  7. ^ "History". Tron Theatre. Archived from the original on 6 January 2012. Retrieved 25 November 2020.
  8. ^ "The Arches: Founder warns of cultural 'damage' to Glasgow". BBC News. 15 June 2015. Retrieved 25 November 2020.
  9. ^ "The Arches Theatre Company". Visiting Arts. Archived from the original on 23 July 2011. Retrieved 31 March 2012.CS1 maint: unfit URL (link)
  10. ^ a b "The silver jubilee of the Arches will be a damp squib". The Herald (Scotland). 30 April 2016. Retrieved 25 November 2020.
  11. ^ Licata, Tim (6 September 2008). "Arches Artistic Evaluation: Amada" (PDF). Scottish Arts Council. Archived from the original (PDF) on 1 February 2017. Retrieved 25 November 2020.
  12. ^ Lumsden, Jaine (8 October 2007). "Artistic Evaluation: Gag" (PDF). Scottish Arts Council. Archived from the original (PDF) on 1 February 2017. Retrieved 25 November 2020.
  13. ^ Fisher, Mark (18 February 2004). "Beowulf". The Guardian. ISSN 0261-3077. Retrieved 25 November 2020.
  14. ^ Pollock, David (4 October 2006). "Spend a Penny, The Arches, Glasgow". Financial Times. Retrieved 25 November 2020.
  15. ^ Gardner, Lyn (10 June 2015). "The closure of the Arches in Glasgow will be felt around the world". The Guardian. ISSN 0261-3077. Retrieved 25 November 2020.
  16. ^ "Joyce McMillan: Spirit of The Arches lives on". The Scotsman. 5 October 2016. Retrieved 25 November 2020.
  17. ^ "Trilogy by Nic Green". Trilogy by Nic Green. Retrieved 20 October 2016.[dead link]
  18. ^ "Trilogy, Nic Green". Made in Scotland. Federation of Scottish Theatre. Retrieved 25 November 2020.
  19. ^ Vile, Gareth K. (16 October 2012). "21 Years in The Arches". The Skinny. Retrieved 25 November 2020.
  20. ^ Ainley-Walker, Emma (4 April 2016). "Theatre in Glasgow after The Arches". The Skinny. Retrieved 25 November 2020.
  21. ^ Innes, Kirstin (1 April 2009). "Behaviour". The List. Retrieved 25 November 2020.
  22. ^ "If These Spasms Could Speak" (PDF). Made in Scotland. Federation of Scottish Theatre. Archived from the original (PDF) on 30 June 2018. Retrieved 25 November 2020.
  23. ^ "Nature Morte". DEREVO. Retrieved 25 November 2020.
  24. ^ "Glasgow arts venue The Arches goes into administration". a-n The Arts Information Company. 10 June 2015. Retrieved 25 November 2020.
  25. ^ a b c d Richardson, Andrew (18 September 2006). "History of the Arches". The List. No. 559. Retrieved 25 November 2020.

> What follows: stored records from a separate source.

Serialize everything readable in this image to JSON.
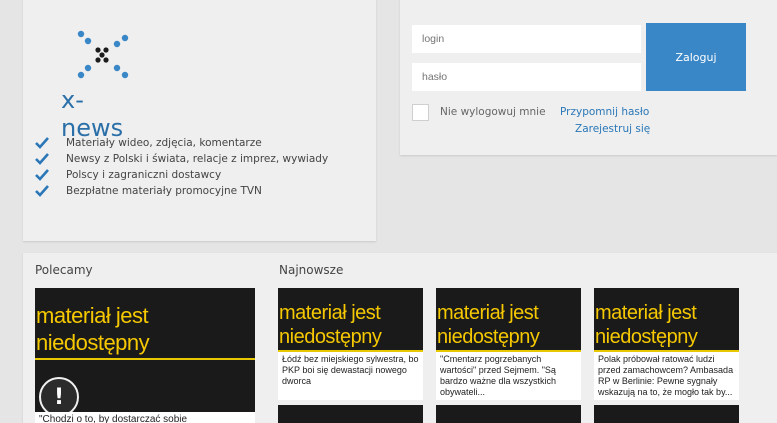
{
  "brand": {
    "logo_text": "x-news",
    "features": [
      "Materiały wideo, zdjęcia, komentarze",
      "Newsy z Polski i świata, relacje z imprez, wywiady",
      "Polscy i zagraniczni dostawcy",
      "Bezpłatne materiały promocyjne TVN"
    ],
    "accent_color": "#2a6fa8",
    "check_color": "#2a77b8"
  },
  "login": {
    "login_placeholder": "login",
    "password_placeholder": "hasło",
    "submit_label": "Zaloguj",
    "remember_label": "Nie wylogowuj mnie",
    "forgot_link": "Przypomnij hasło",
    "register_link": "Zarejestruj się",
    "button_color": "#3a87c8"
  },
  "content": {
    "recommended_title": "Polecamy",
    "newest_title": "Najnowsze",
    "unavailable_text": "materiał jest niedostępny",
    "featured": {
      "caption": "\"Chodzi o to, by dostarczać sobie",
      "alert_symbol": "!"
    },
    "news": [
      {
        "caption": "Łódź bez miejskiego sylwestra, bo PKP boi się dewastacji nowego dworca"
      },
      {
        "caption": "\"Cmentarz pogrzebanych wartości\" przed Sejmem. \"Są bardzo ważne dla wszystkich obywateli..."
      },
      {
        "caption": "Polak próbował ratować ludzi przed zamachowcem? Ambasada RP w Berlinie: Pewne sygnały wskazują na to, że mogło tak by..."
      }
    ]
  }
}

  26. ^ "Slam - 10 Years of Pressure". Discogs. Retrieved 25 November 2020.
  27. ^ Duncan, Chris (26 November 2008). "Pressure's Tenth Birthday". The Skinny. Retrieved 25 November 2020.
  28. ^ "Pressure". The List. No. 603. 22 May 2008. Retrieved 25 November 2020.

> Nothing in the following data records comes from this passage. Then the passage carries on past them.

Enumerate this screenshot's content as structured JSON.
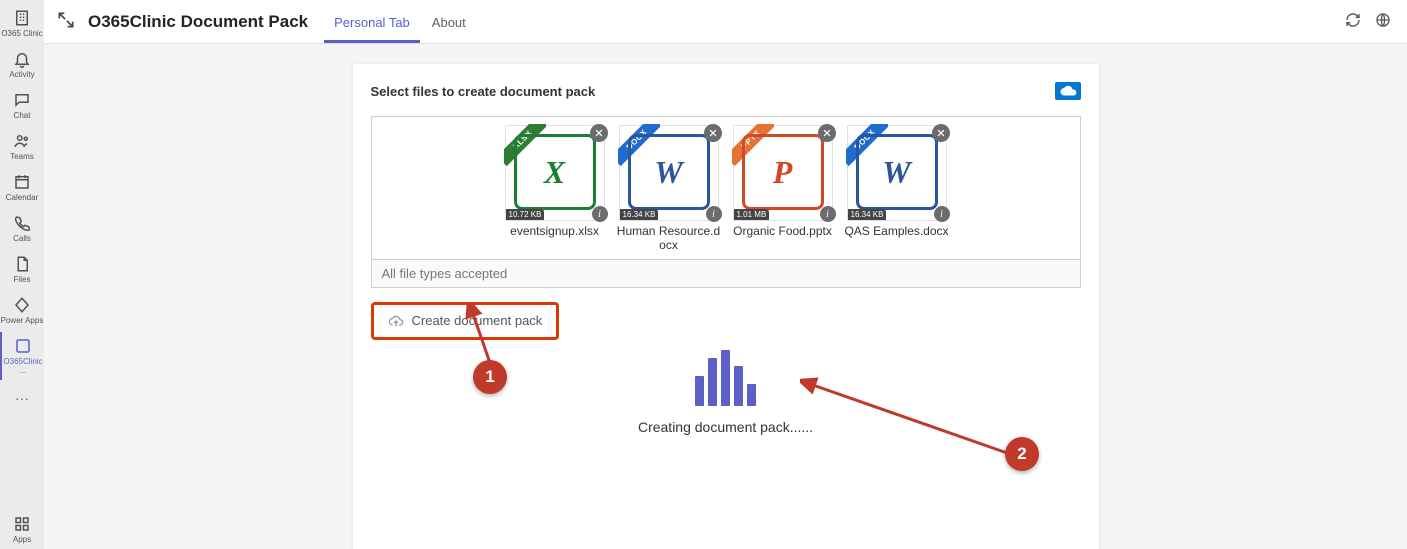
{
  "rail": {
    "items": [
      {
        "id": "o365clinic",
        "label": "O365 Clinic"
      },
      {
        "id": "activity",
        "label": "Activity"
      },
      {
        "id": "chat",
        "label": "Chat"
      },
      {
        "id": "teams",
        "label": "Teams"
      },
      {
        "id": "calendar",
        "label": "Calendar"
      },
      {
        "id": "calls",
        "label": "Calls"
      },
      {
        "id": "files",
        "label": "Files"
      },
      {
        "id": "powerapps",
        "label": "Power Apps"
      },
      {
        "id": "o365clinic2",
        "label": "O365Clinic ..."
      }
    ],
    "bottom": {
      "apps": "Apps"
    }
  },
  "header": {
    "title": "O365Clinic Document Pack",
    "tabs": [
      {
        "id": "personal",
        "label": "Personal Tab",
        "active": true
      },
      {
        "id": "about",
        "label": "About",
        "active": false
      }
    ]
  },
  "card": {
    "title": "Select files to create document pack",
    "dropzone_footer": "All file types accepted",
    "create_label": "Create document pack",
    "progress_label": "Creating document pack......"
  },
  "files": [
    {
      "name": "eventsignup.xlsx",
      "size": "10.72 KB",
      "ext": "XLSX",
      "color": "#1e7e34",
      "ribbon": "#2e7d32",
      "letter": "X"
    },
    {
      "name": "Human Resource.docx",
      "size": "16.34 KB",
      "ext": "DOCX",
      "color": "#2b579a",
      "ribbon": "#1f6bd0",
      "letter": "W"
    },
    {
      "name": "Organic Food.pptx",
      "size": "1.01 MB",
      "ext": "PPTX",
      "color": "#d24726",
      "ribbon": "#e37236",
      "letter": "P"
    },
    {
      "name": "QAS Eamples.docx",
      "size": "16.34 KB",
      "ext": "DOCX",
      "color": "#2b579a",
      "ribbon": "#1f6bd0",
      "letter": "W"
    }
  ],
  "callouts": {
    "1": "1",
    "2": "2"
  }
}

  29. ^ "Colours 17th Birthday Party". The Arches. Archived from the original on 27 January 2012. Retrieved 25 November 2020.CS1 maint: unfit URL (link)
  30. ^ "Octopussy – licensed to thrill". Octopussy UK. Archived from the original on 29 December 2011. Retrieved 25 November 2020.
  31. ^ a b McLean, Pauline (5 December 2008). "Alien War". BBC. Retrieved 25 November 2020.
  32. ^ a b Northmore, Henry (27 November 2008). "Alien War". The List. Retrieved 25 November 2020.

External linksEdit

Coordinates: 55°51′33″N 4°15′30″W / 55.85917°N 4.25833°W / 55.85917; -4.25833